When my father was struggling with memory loss, his doctors prescribed both Aricept and Namenda. If they helped his memory and thinking, I couldn’t tell. For Dad, the side effects of these medicines didn’t seem to be worth any benefit.
But for other people with memory loss, these drugs seem to be very helpful, and the side effects are generally tolerable. This wide variety in benefits and side effects may be what the American Academy of Family Practitioners (AAFP) and the American College of Physicians (ACP) were trying to address when they published new guidelines about drug treatment of dementia last month.
The guidelines are based on a meta-analysis of previous studies of the cholinesterase inhibitors Aricept, Razadyne, Exelon and tacrine (no longer commonly prescribed) as well as memantine (Namenda).
The news item on the AAFP site summarizes the guidelines for doctors this way:

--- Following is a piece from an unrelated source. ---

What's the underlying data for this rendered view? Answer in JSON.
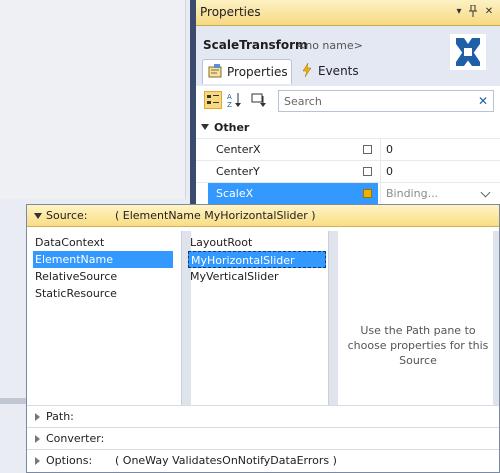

If you're considering pharmacological therapy for a patient with dementia, be aware that there's only modest evidence of clinically meaningful benefit for the average patient. Therefore, conduct an individualized assessment of your patient and his or her situation, in consultation with caregivers, to determine if a trial of drug therapy is appropriate. If you decide to prescribe, choose one of the five FDA-approved drugs for dementia based on cost, ease of use, tolerability and side effects, because currently there's no convincing evidence that any one of the drugs is more effective than another.
I’m not sure there’s anything new in this recommendation. But the bleak photo accompanying the news on the AAFP site started me thinking. It shows an older woman staring blankly out a kitchen window. She looks lonely, unhappy, and disengaged. Is this how doctors see people with Alzheimer’s and dementia? Maybe this stock photo is an accurate portrayal of the average memory loss patient, but it’s not typical of many I know. Their lives are far richer and meaningful than what the photo implies. This more positive view is addressed in a soon-to-be-published paper by Renee Beard (a geriatric sociologist at the University of Illinois - Chicago), Don Moyer and Jenny Knaus.
My father’s love of family, friends and animals, along with his fascination with music, sailing and gardening, defined him much more than his memory loss did. But did his doctors just see a male version of the stock photo? It’s hard to say.
Maybe I’m overreacting to the picture on the AAFP site – let me know what you think.